**What the task asks:**
Scan the entries below for the word "title". Copy each line that has it.
*** Opening of Entries supplied ***
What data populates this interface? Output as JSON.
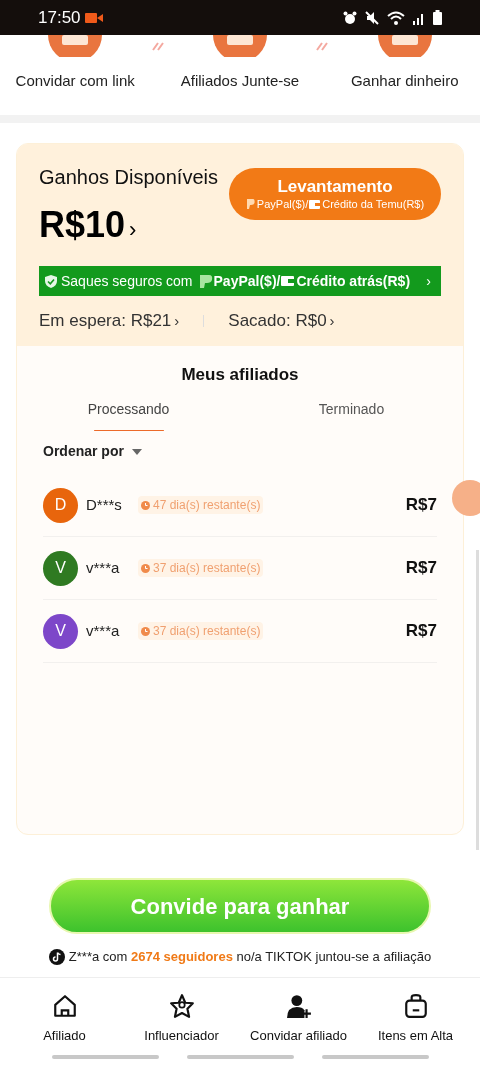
{
  "status_bar": {
    "time": "17:50"
  },
  "steps": [
    {
      "label": "Convidar com link"
    },
    {
      "label": "Afiliados Junte-se"
    },
    {
      "label": "Ganhar dinheiro"
    }
  ],
  "earnings": {
    "title": "Ganhos Disponíveis",
    "amount": "R$10",
    "chevron": "›",
    "withdraw_button": {
      "label": "Levantamento",
      "sub_paypal": "PayPal($)/",
      "sub_credit": "Crédito da Temu(R$)"
    },
    "safe_banner": {
      "text": "Saques seguros com",
      "paypal": "PayPal($)/",
      "credit": "Crédito atrás(R$)",
      "chevron": "›"
    },
    "pending": {
      "label": "Em espera: R$21",
      "chevron": "›"
    },
    "withdrawn": {
      "label": "Sacado: R$0",
      "chevron": "›"
    }
  },
  "affiliates": {
    "title": "Meus afiliados",
    "tabs": [
      {
        "label": "Processando",
        "selected": true
      },
      {
        "label": "Terminado",
        "selected": false
      }
    ],
    "sort_label": "Ordenar por",
    "rows": [
      {
        "initial": "D",
        "color": "#e8650c",
        "name": "D***s",
        "remaining": "47 dia(s) restante(s)",
        "amount": "R$7"
      },
      {
        "initial": "V",
        "color": "#2f7a22",
        "name": "v***a",
        "remaining": "37 dia(s) restante(s)",
        "amount": "R$7"
      },
      {
        "initial": "V",
        "color": "#7d47c9",
        "name": "v***a",
        "remaining": "37 dia(s) restante(s)",
        "amount": "R$7"
      }
    ]
  },
  "invite_button": {
    "label": "Convide para ganhar"
  },
  "ticker": {
    "prefix": "Z***a com",
    "highlight": "2674 seguidores",
    "suffix": "no/a TIKTOK juntou-se a afiliação"
  },
  "bottom_nav": [
    {
      "label": "Afiliado",
      "kind": "home"
    },
    {
      "label": "Influenciador",
      "kind": "star"
    },
    {
      "label": "Convidar afiliado",
      "kind": "user-add"
    },
    {
      "label": "Itens em Alta",
      "kind": "bag"
    }
  ]
}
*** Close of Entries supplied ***
**Reply:**
    "title": "Ganhos Disponíveis",
    "title": "Meus afiliados",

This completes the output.